In full and without alteration, print the records below, minus any images.

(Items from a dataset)
[Start of section]

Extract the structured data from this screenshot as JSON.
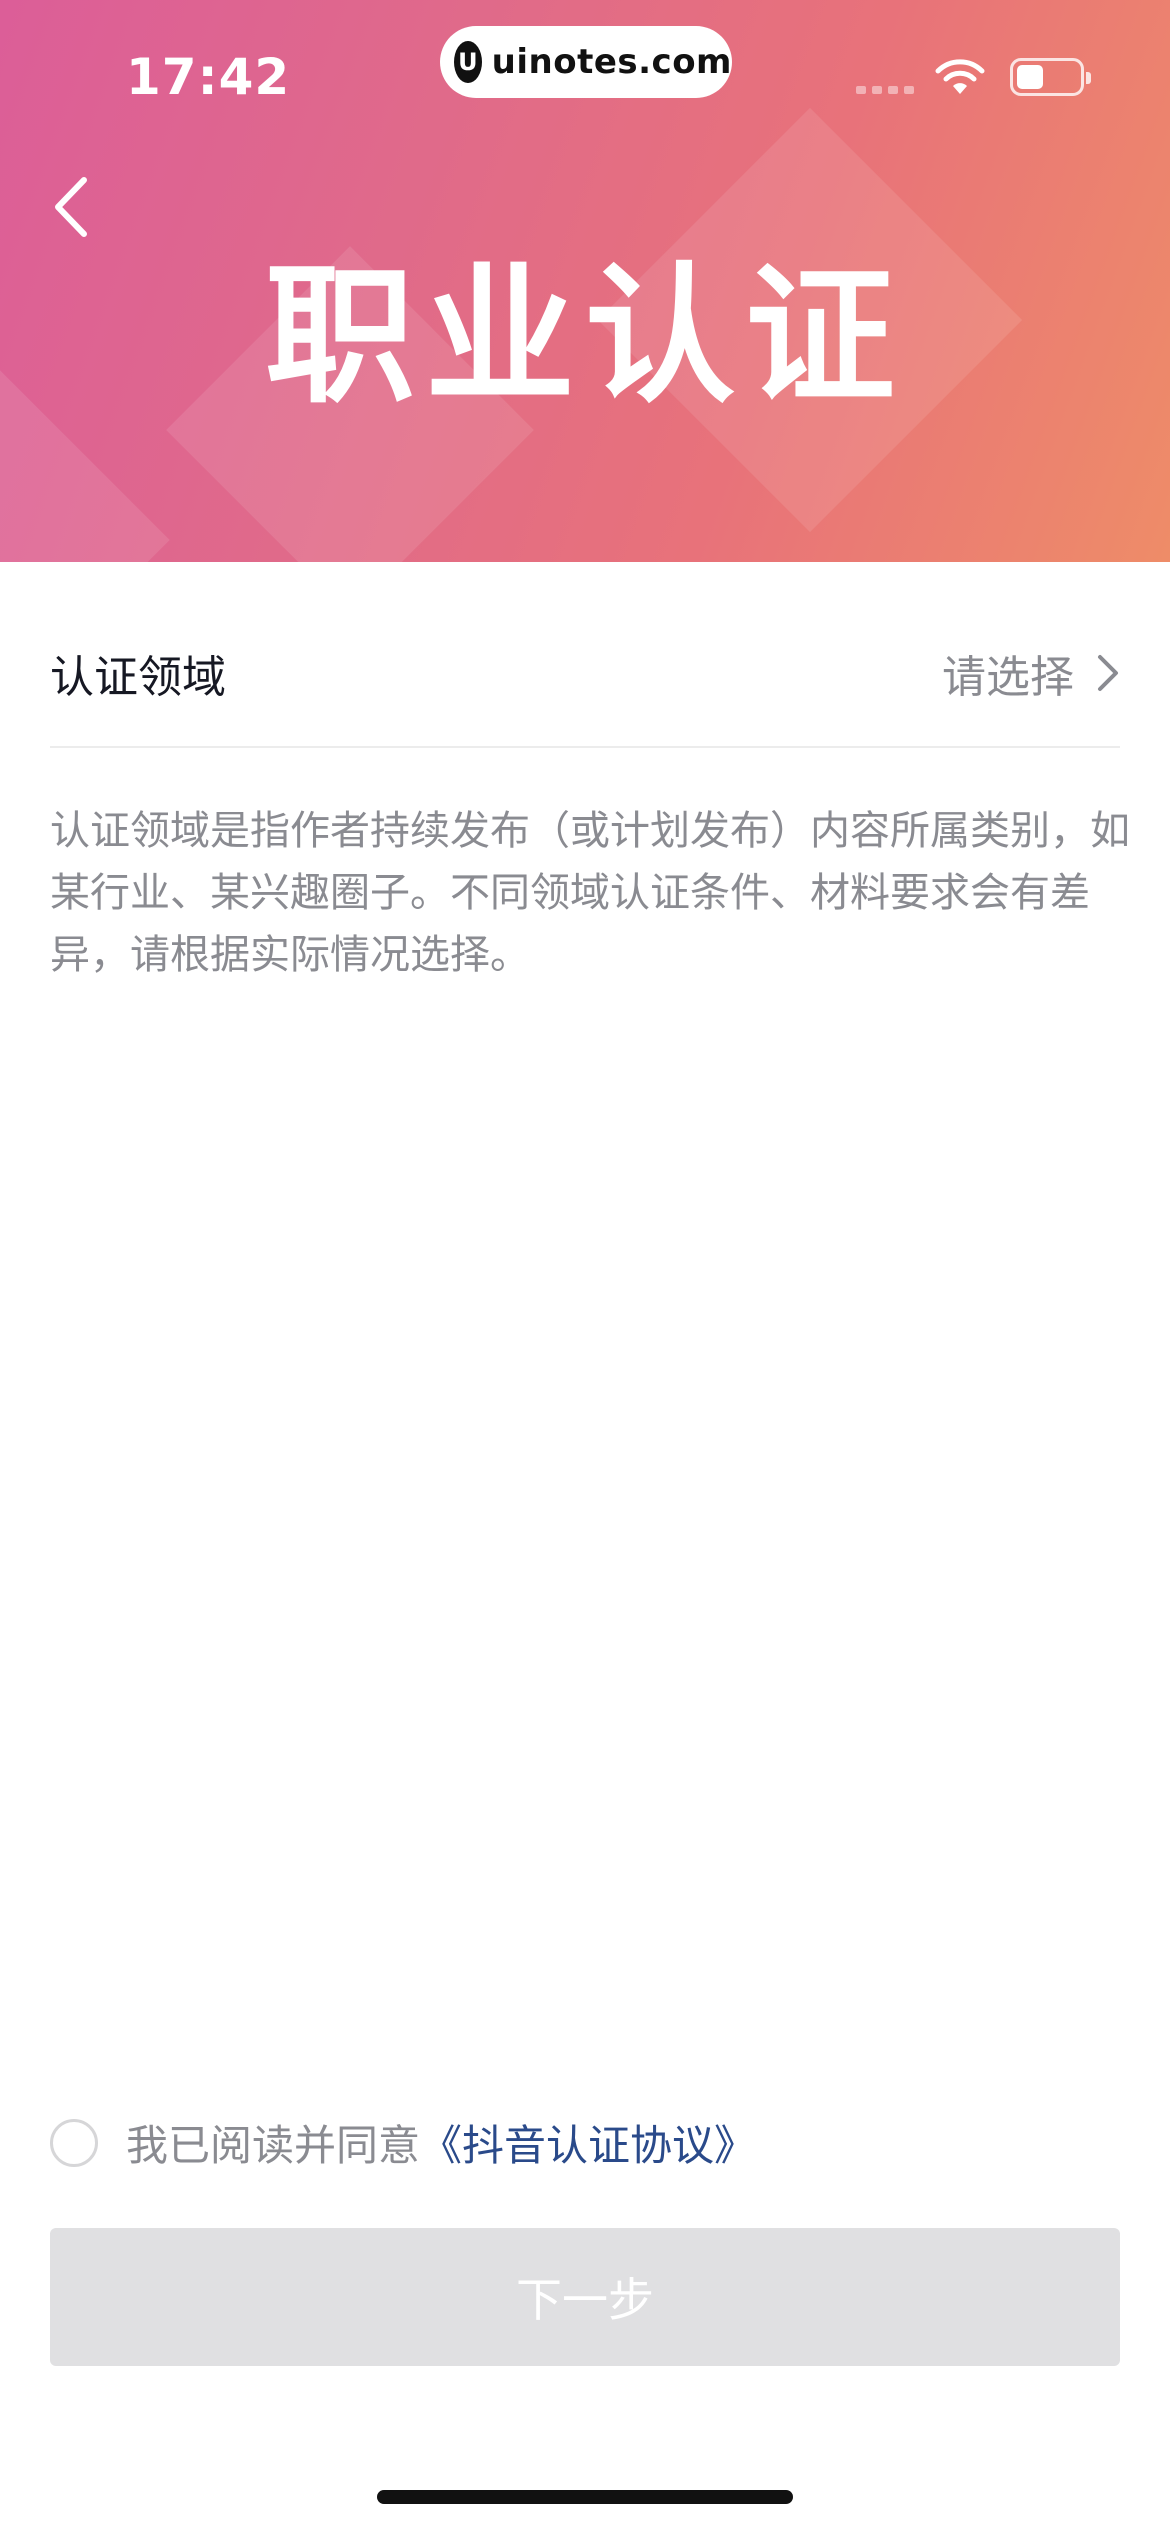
{
  "status_bar": {
    "time": "17:42",
    "url": "uinotes.com",
    "url_logo": "U"
  },
  "header": {
    "title": "职业认证",
    "back_icon": "chevron-left-icon",
    "gradient_colors": [
      "#dc5e98",
      "#ee8c68"
    ]
  },
  "field": {
    "label": "认证领域",
    "placeholder": "请选择"
  },
  "description": "认证领域是指作者持续发布（或计划发布）内容所属类别，如某行业、某兴趣圈子。不同领域认证条件、材料要求会有差异，请根据实际情况选择。",
  "agreement": {
    "text": "我已阅读并同意",
    "link": "《抖音认证协议》",
    "link_color": "#2a4a8a"
  },
  "next_button": {
    "label": "下一步"
  }
}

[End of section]

(Result below)
Extract the structured data from this screenshot as JSON.
{
  "status_bar": {
    "time": "17:42",
    "url": "uinotes.com",
    "url_logo": "U"
  },
  "header": {
    "title": "职业认证",
    "back_icon": "chevron-left-icon",
    "gradient_colors": [
      "#dc5e98",
      "#ee8c68"
    ]
  },
  "field": {
    "label": "认证领域",
    "placeholder": "请选择"
  },
  "description": "认证领域是指作者持续发布（或计划发布）内容所属类别，如某行业、某兴趣圈子。不同领域认证条件、材料要求会有差异，请根据实际情况选择。",
  "agreement": {
    "text": "我已阅读并同意",
    "link": "《抖音认证协议》",
    "link_color": "#2a4a8a"
  },
  "next_button": {
    "label": "下一步"
  }
}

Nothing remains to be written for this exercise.